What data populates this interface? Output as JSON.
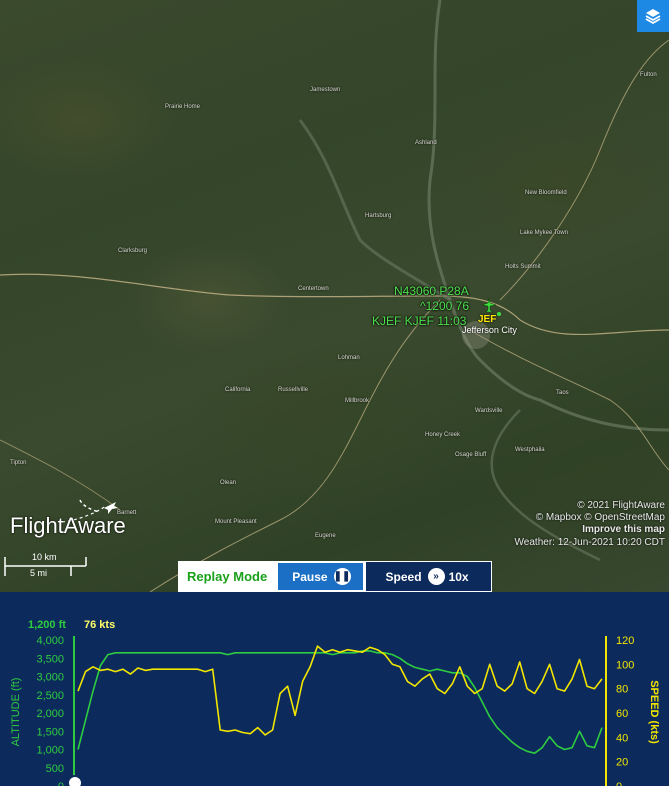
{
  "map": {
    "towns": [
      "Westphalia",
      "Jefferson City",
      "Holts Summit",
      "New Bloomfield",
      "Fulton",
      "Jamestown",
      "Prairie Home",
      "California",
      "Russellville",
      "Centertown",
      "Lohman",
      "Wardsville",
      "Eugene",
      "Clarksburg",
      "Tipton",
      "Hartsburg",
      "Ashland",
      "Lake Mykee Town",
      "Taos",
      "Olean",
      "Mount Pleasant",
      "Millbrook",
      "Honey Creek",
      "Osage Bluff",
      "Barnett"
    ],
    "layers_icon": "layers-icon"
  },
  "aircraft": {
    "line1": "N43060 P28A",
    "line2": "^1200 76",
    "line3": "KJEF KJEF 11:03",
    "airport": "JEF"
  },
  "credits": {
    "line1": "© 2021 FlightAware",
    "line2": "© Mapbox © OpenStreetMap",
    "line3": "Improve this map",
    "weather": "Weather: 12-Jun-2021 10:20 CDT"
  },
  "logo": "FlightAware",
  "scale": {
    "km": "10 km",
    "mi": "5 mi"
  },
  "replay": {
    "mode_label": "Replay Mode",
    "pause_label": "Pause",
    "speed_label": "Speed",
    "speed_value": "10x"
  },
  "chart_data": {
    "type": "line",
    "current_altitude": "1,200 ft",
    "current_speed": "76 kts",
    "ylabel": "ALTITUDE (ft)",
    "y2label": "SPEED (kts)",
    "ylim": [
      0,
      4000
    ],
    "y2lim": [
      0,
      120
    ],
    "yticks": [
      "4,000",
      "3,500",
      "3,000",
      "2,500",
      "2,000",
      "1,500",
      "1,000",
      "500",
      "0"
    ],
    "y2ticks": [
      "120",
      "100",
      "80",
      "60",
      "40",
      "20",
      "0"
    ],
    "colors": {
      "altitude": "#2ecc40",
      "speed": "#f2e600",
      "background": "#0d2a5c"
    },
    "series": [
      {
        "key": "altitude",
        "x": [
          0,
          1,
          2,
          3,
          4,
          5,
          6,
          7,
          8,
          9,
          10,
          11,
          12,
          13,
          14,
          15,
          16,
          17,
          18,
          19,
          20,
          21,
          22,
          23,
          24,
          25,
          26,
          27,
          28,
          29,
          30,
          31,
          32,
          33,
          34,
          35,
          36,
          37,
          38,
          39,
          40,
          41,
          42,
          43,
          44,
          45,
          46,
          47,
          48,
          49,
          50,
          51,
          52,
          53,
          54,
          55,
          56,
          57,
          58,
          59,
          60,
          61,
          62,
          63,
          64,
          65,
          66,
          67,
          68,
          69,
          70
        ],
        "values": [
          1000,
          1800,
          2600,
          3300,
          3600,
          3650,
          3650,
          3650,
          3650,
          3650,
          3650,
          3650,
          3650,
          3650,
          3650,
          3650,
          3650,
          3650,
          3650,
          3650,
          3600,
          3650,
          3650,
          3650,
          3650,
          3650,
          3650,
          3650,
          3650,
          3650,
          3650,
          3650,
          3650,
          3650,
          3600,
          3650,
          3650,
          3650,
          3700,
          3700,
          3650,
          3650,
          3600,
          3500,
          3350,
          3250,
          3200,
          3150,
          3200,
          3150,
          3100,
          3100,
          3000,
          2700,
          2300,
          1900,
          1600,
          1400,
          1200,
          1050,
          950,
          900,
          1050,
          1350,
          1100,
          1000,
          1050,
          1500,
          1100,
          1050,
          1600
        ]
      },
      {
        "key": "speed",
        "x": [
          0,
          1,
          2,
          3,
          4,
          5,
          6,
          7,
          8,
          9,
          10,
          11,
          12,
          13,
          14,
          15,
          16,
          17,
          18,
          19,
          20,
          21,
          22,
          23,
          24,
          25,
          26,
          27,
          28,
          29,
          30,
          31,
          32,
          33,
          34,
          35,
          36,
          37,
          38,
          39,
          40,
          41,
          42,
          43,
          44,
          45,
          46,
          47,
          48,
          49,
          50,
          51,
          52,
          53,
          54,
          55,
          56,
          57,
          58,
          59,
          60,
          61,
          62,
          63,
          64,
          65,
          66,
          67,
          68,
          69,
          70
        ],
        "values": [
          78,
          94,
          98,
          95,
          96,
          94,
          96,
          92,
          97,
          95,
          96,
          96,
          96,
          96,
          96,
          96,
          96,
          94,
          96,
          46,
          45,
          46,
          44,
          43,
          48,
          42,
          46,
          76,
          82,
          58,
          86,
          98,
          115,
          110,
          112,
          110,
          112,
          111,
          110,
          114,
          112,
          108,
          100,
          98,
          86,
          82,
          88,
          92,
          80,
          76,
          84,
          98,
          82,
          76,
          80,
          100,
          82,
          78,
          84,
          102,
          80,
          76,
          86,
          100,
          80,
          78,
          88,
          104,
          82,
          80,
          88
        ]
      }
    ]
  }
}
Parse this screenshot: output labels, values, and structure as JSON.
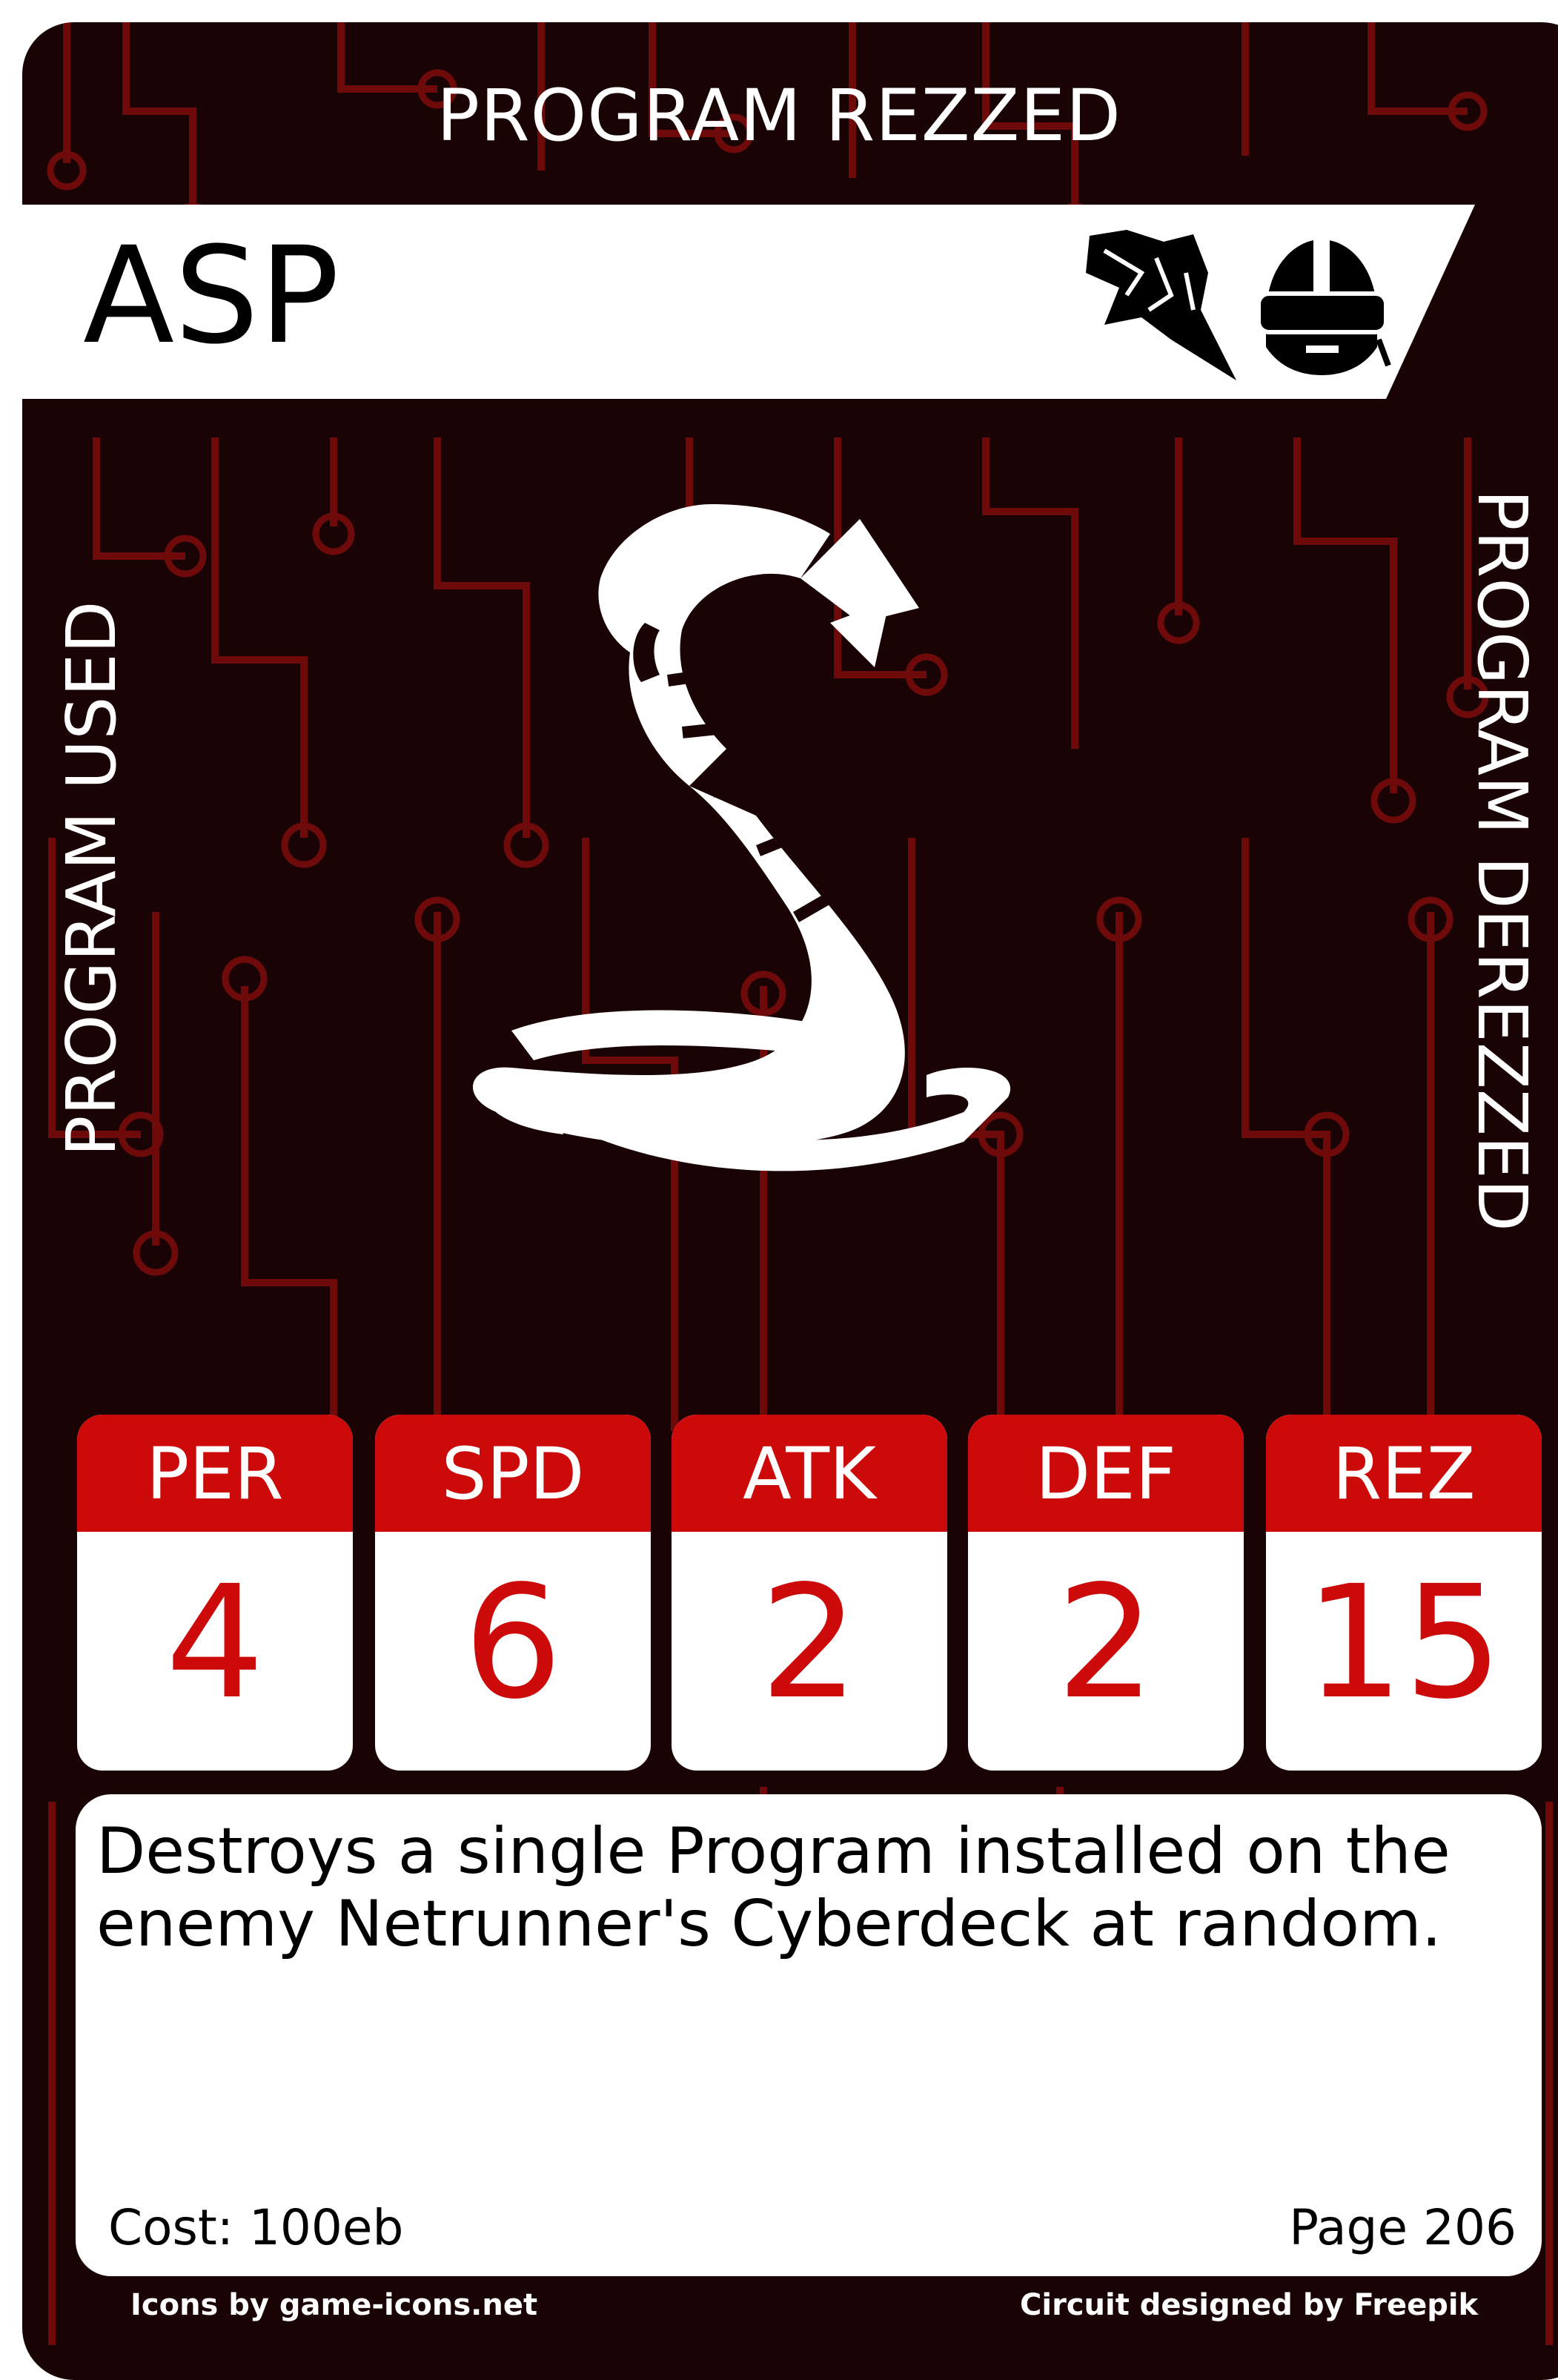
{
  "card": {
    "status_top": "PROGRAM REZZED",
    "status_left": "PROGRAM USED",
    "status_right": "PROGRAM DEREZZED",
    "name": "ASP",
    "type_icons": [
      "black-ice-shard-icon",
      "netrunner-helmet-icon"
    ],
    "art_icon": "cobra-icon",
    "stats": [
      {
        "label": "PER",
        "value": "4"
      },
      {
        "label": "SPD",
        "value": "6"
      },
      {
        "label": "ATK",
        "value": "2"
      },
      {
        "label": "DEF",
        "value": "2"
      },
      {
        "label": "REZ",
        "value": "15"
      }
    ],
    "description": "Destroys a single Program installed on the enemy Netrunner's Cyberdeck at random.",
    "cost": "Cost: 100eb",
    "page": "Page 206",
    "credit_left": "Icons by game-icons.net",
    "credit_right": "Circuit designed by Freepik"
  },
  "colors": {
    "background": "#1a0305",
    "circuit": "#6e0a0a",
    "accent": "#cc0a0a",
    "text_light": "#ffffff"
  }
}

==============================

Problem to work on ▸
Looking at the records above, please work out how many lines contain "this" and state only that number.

Finished task ▸
3